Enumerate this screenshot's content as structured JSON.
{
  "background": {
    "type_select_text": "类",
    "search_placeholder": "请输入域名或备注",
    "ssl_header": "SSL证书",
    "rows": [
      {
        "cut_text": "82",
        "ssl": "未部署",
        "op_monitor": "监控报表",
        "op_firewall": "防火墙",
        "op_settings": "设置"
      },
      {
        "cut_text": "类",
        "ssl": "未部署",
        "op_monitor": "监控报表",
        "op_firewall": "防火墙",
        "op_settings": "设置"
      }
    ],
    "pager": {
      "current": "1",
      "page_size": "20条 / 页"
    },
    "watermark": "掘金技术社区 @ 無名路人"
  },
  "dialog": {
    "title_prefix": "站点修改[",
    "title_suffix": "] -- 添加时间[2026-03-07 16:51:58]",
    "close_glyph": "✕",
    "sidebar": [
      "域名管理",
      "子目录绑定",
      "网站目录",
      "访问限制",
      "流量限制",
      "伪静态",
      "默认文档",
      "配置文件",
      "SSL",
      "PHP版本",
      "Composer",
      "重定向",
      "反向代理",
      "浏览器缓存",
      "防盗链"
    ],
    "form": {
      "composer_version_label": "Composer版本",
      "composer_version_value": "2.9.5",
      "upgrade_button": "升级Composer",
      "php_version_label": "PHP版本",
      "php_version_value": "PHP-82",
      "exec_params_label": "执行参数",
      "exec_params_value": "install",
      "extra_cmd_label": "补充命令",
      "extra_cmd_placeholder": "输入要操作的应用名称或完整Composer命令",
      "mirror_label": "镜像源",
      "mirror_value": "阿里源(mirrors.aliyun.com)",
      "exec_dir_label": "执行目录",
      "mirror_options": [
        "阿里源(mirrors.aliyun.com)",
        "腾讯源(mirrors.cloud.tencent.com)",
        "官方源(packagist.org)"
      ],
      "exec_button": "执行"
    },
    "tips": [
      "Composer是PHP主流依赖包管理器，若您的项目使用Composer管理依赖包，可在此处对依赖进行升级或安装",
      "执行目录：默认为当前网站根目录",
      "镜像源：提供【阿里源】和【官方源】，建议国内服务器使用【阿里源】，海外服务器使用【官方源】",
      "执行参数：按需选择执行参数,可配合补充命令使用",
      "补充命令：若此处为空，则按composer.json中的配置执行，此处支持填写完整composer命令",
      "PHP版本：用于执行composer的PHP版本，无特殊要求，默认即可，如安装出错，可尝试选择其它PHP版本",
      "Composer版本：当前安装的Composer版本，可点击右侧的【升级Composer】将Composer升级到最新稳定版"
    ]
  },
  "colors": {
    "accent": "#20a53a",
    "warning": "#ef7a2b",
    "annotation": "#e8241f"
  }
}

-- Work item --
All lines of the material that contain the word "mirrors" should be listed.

-- Written answer --
      "mirror_value": "阿里源(mirrors.aliyun.com)",
        "阿里源(mirrors.aliyun.com)",
        "腾讯源(mirrors.cloud.tencent.com)",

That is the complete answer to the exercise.